TASK GOAL >>
Produce a copy of every line in the records that holds the string "Home".

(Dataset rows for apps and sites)

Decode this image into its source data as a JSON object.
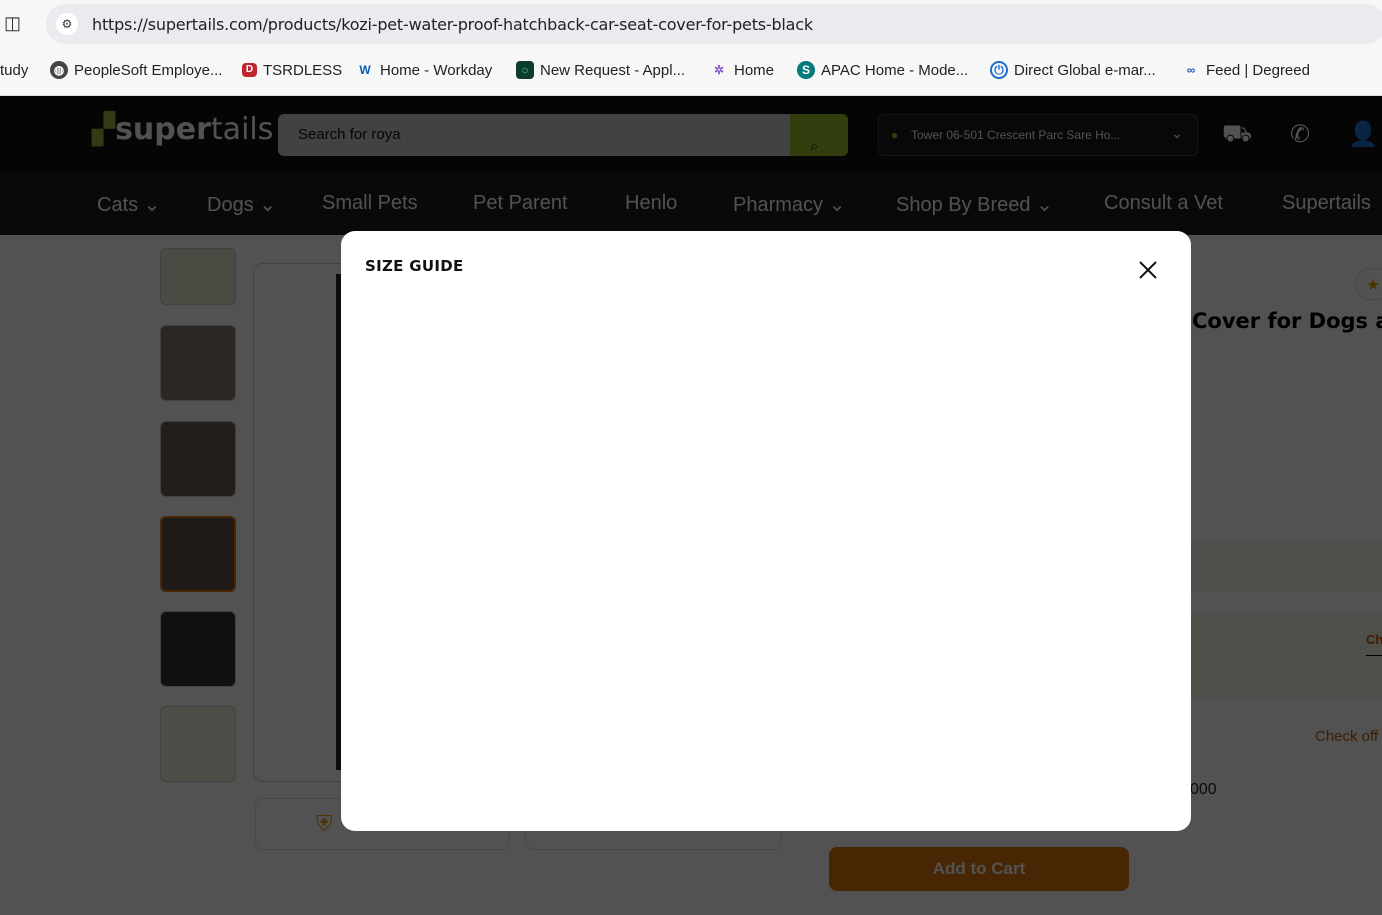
{
  "browser": {
    "url": "https://supertails.com/products/kozi-pet-water-proof-hatchback-car-seat-cover-for-pets-black",
    "bookmarks": [
      {
        "label": "tudy"
      },
      {
        "label": "PeopleSoft Employe..."
      },
      {
        "label": "TSRDLESS"
      },
      {
        "label": "Home - Workday"
      },
      {
        "label": "New Request - Appl..."
      },
      {
        "label": "Home"
      },
      {
        "label": "APAC Home - Mode..."
      },
      {
        "label": "Direct Global e-mar..."
      },
      {
        "label": "Feed | Degreed"
      }
    ]
  },
  "header": {
    "logo_prefix": "super",
    "logo_suffix": "tails",
    "search_placeholder": "Search for roya",
    "location": "Tower 06-501 Crescent Parc Sare Ho..."
  },
  "nav": [
    "Cats",
    "Dogs",
    "Small Pets",
    "Pet Parent",
    "Henlo",
    "Pharmacy",
    "Shop By Breed",
    "Consult a Vet",
    "Supertails"
  ],
  "product": {
    "title_fragment": "Cover for Dogs and",
    "check_label": "Ch",
    "check_offers": "Check off",
    "pincode_fragment": "000",
    "add_to_cart": "Add to Cart"
  },
  "modal": {
    "title": "SIZE GUIDE"
  },
  "colors": {
    "accent": "#9cbf2b",
    "cta": "#e2760e"
  }
}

TASK SOLUTION >>
        "label": "Home - Workday"
        "label": "Home"
        "label": "APAC Home - Mode..."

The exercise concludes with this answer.